**Supplied material**
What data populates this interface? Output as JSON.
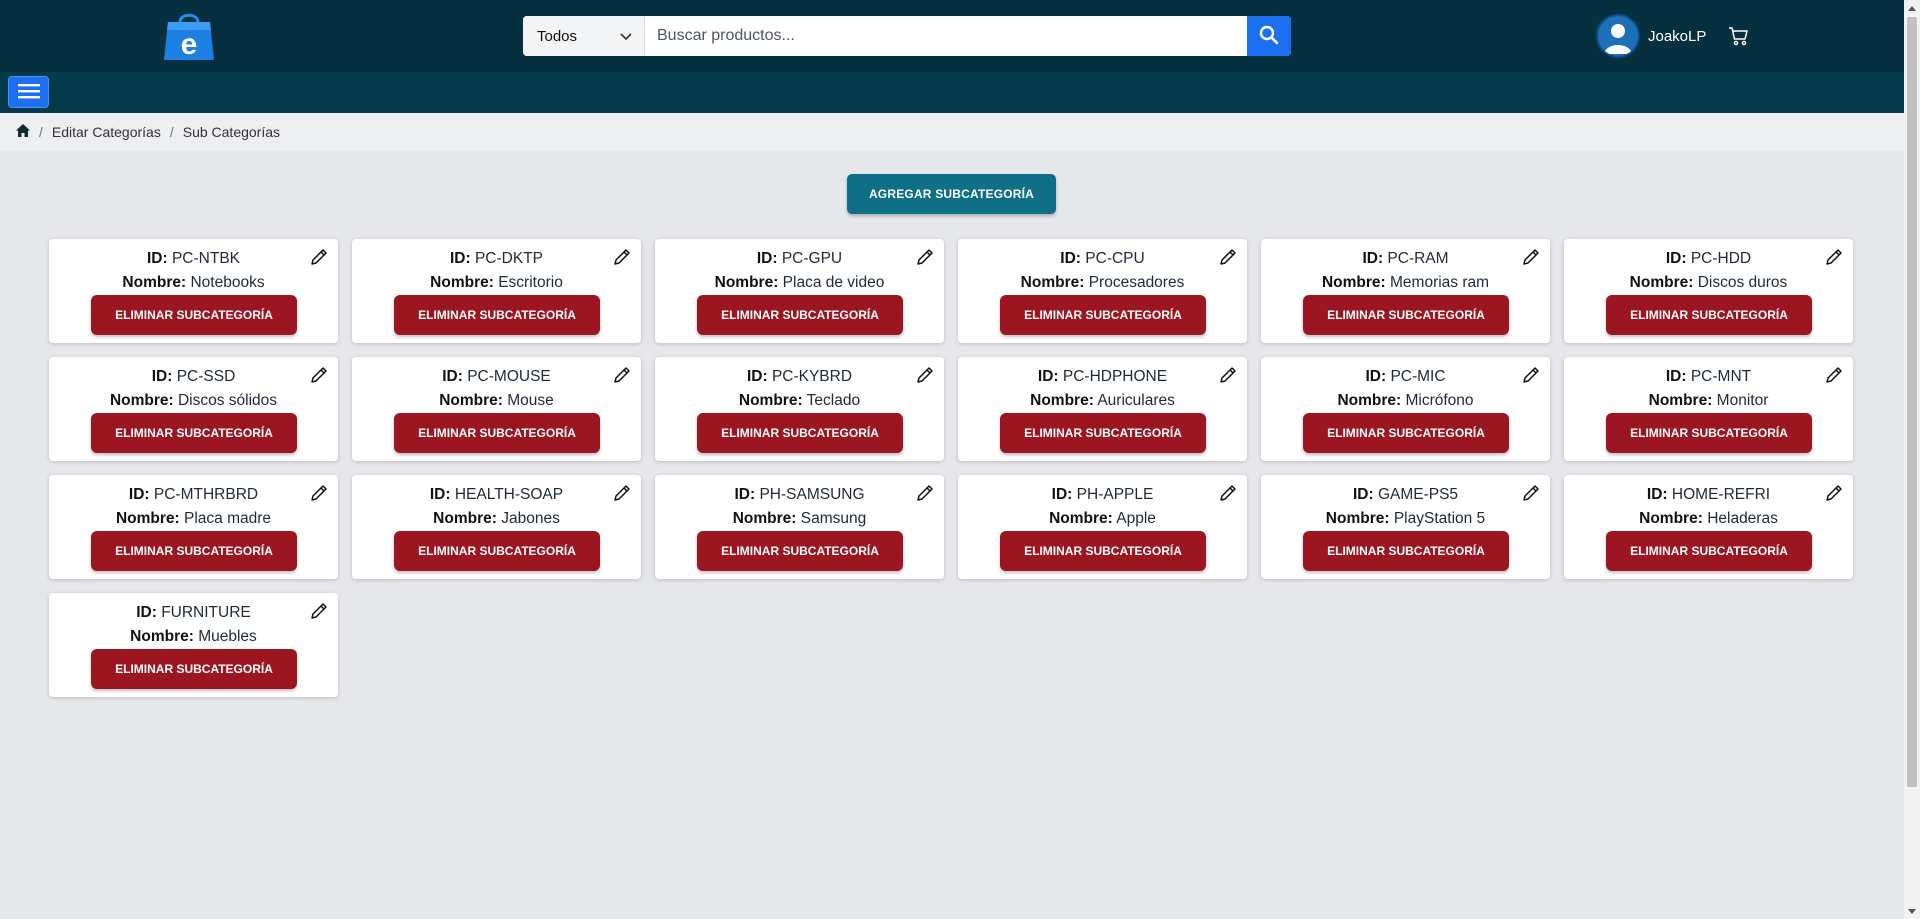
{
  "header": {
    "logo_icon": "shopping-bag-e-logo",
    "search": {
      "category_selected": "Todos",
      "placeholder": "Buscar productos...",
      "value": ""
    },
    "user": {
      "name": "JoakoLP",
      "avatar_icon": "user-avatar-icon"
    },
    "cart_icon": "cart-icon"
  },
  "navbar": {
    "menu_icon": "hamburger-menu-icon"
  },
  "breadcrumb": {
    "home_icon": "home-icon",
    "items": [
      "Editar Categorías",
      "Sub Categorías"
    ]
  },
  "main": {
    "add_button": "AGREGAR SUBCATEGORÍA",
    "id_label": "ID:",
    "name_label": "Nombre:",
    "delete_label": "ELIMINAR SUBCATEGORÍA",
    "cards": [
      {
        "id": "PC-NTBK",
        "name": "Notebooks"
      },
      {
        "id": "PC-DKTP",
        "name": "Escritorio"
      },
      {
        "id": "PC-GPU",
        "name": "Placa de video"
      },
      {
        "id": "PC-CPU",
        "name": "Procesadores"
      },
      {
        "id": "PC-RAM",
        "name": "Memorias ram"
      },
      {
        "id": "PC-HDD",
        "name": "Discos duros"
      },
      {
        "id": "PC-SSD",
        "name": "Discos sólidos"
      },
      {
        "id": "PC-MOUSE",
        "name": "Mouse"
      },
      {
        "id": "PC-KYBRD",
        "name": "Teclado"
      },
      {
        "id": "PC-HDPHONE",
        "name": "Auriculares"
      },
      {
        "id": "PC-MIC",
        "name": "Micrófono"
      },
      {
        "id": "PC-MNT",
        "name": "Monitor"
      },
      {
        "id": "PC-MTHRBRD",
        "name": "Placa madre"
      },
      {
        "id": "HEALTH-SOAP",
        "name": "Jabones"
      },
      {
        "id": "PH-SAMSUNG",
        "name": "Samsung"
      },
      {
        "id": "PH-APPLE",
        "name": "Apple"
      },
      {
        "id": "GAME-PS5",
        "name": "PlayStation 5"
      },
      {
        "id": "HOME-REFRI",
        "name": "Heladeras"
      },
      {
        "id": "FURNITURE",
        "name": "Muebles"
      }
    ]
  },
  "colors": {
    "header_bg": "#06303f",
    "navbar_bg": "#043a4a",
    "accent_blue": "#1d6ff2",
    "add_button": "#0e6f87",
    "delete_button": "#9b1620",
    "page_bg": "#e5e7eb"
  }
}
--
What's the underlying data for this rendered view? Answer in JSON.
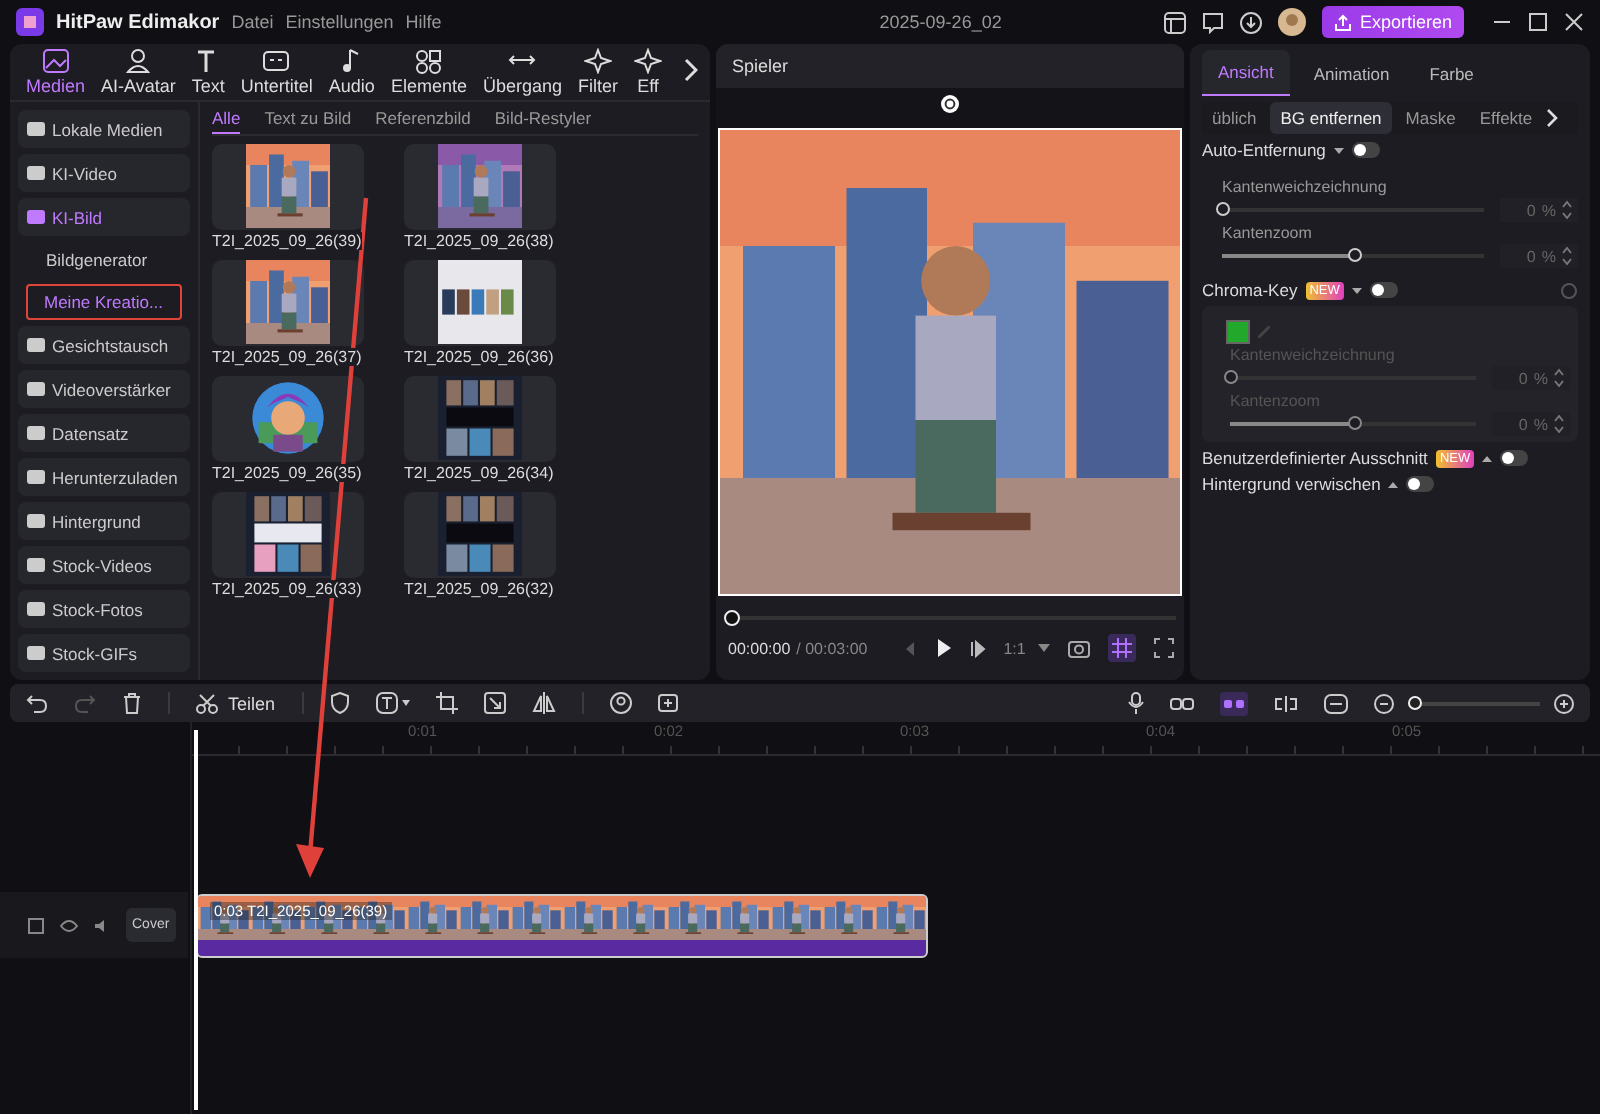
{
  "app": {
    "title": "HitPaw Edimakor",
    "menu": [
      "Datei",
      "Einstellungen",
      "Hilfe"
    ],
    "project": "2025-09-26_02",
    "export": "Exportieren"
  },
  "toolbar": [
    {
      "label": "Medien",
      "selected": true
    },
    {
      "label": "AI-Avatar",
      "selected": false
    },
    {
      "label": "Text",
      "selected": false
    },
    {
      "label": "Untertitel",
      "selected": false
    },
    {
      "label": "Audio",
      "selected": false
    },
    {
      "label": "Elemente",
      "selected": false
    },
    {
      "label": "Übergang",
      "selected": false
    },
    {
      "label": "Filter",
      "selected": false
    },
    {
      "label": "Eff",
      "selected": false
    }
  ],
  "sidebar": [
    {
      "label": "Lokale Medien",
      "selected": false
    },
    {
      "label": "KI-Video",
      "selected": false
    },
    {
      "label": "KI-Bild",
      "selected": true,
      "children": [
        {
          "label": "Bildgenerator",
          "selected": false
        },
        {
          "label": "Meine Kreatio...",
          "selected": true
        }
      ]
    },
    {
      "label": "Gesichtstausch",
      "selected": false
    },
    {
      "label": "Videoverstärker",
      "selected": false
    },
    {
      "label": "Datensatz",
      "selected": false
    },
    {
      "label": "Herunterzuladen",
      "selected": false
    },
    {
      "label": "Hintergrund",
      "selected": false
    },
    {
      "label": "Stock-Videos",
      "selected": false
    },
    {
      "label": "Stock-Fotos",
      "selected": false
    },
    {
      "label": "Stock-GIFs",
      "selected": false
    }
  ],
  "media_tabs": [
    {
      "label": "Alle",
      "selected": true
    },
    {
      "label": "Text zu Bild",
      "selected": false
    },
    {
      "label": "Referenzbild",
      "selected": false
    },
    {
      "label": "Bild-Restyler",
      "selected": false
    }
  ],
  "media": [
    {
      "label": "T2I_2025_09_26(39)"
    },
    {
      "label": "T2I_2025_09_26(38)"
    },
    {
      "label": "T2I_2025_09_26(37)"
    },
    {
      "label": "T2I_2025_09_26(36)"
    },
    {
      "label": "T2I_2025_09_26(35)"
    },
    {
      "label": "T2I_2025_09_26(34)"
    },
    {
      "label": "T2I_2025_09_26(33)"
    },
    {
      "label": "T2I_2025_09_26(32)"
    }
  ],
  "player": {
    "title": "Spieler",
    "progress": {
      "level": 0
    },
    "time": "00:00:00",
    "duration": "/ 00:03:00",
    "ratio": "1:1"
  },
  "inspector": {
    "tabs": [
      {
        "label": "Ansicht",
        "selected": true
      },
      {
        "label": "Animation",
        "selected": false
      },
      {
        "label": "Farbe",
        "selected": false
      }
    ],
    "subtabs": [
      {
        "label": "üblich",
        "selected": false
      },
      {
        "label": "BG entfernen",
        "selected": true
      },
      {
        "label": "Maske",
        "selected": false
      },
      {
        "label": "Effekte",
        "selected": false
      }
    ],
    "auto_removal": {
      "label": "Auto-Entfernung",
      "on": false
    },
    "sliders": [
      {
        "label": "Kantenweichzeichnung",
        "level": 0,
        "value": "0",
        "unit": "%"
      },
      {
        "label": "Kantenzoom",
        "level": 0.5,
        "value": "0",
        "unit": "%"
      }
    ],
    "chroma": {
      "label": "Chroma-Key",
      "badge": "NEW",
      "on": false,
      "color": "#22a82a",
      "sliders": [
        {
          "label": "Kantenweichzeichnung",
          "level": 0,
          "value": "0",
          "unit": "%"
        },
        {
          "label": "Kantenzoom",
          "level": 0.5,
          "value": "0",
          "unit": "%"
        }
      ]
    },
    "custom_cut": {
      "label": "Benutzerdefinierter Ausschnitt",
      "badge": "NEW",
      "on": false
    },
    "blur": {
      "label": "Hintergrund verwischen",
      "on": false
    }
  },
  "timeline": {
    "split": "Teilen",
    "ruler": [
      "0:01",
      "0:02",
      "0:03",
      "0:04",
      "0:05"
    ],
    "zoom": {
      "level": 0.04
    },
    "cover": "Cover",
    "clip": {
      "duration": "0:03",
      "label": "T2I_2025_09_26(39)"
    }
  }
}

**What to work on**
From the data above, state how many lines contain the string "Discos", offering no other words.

**Solution to the exercise**
2